Today, we are going to discuss exactly what makes a new product just that — a new product. And by “discuss”, I mean that I will write a (semi) long rant about it and maybe even get a comment or two.
I’m taking on this subject inspired by my current Facebook status that reads: “Jimmy Röstlund still amused and amazed that new colorways for BMX parts are considered “new products” for some companies…”
A few hours after posting that status I started to think a little about what actually constitutes a new product. Is it really enough to change a color or two and then you magically, with minimum to no effort, have a “new” product to offer? In my opinion — no!
To me, a new product is preceeded by some considerable time of development and design rather than just randomly flipping through your set of Pantone swatches picking some pretty colors. This old thing you want to sell can’t just be dipped in a different bucket of paint and instantly be considered completely new when really, the only thing that has changed is how the spectrum of light is dispersed and/or absorbed by the surface of the item — by means of applying a coat of a color compound developed and sold by someone else. Undoubtedly, this must be enough to count as a full time job, right?
Technically, from the view of handling stock, a new color could be considered a new product since it has to take up a new stock code I can hear some people say to this. Although a color option is something that would be more likely to be defined by a sub-category in a stock handling system and therefore not a product on its own, just as left or right hand drive specific hubs or cranks are different versions of the same product.
I don’t see, for example, car manufacturers referring to their different color options as separate products. Hell, not even the different options for engine/extras/interior are said to make it a separate product. You have a make, a model and options within the model category. Easy as that.
So what about t-shirt companies? Are all their tees “old products” since the concept of a t-shirt has already been around for so long? Not really. For a t-shirt it is the print that matters. Which means that every new print can be called a new product. If the same print is offered in different colors or printed on different color tees — that is the definition of a variation. The same goes for bike parts — if the color changes, it is a colorway, not a new product in itself.
I think I’ve made my point, but here’s the conclusion:

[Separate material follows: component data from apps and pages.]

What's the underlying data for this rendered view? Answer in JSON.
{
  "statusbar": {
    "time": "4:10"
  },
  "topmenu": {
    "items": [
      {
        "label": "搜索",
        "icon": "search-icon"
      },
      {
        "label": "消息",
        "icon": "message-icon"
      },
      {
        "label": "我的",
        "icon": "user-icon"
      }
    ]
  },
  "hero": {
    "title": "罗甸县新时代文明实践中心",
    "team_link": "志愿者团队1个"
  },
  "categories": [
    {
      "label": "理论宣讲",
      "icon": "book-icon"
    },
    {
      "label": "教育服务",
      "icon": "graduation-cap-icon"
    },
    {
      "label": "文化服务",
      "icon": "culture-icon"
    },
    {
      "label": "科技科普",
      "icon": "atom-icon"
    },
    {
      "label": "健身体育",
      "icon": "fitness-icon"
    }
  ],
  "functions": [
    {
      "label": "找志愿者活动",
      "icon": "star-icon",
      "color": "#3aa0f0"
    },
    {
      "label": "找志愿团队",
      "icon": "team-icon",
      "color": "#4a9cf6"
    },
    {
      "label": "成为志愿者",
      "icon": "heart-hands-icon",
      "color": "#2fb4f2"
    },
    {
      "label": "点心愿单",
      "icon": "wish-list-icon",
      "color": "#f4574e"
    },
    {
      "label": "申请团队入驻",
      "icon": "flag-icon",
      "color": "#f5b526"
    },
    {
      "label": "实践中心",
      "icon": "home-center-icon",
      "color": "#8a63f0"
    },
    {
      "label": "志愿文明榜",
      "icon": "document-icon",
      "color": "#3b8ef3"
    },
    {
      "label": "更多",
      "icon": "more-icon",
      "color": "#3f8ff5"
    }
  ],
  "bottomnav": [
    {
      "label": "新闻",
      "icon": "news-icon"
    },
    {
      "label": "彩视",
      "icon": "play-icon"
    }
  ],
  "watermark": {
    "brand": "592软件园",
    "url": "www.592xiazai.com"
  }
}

Offer as many different colors of your products as you like. But don’t flatter yourself and call the most recent colorway “a new product” — not even when this new colorway is offered mid-season or in limited numbers.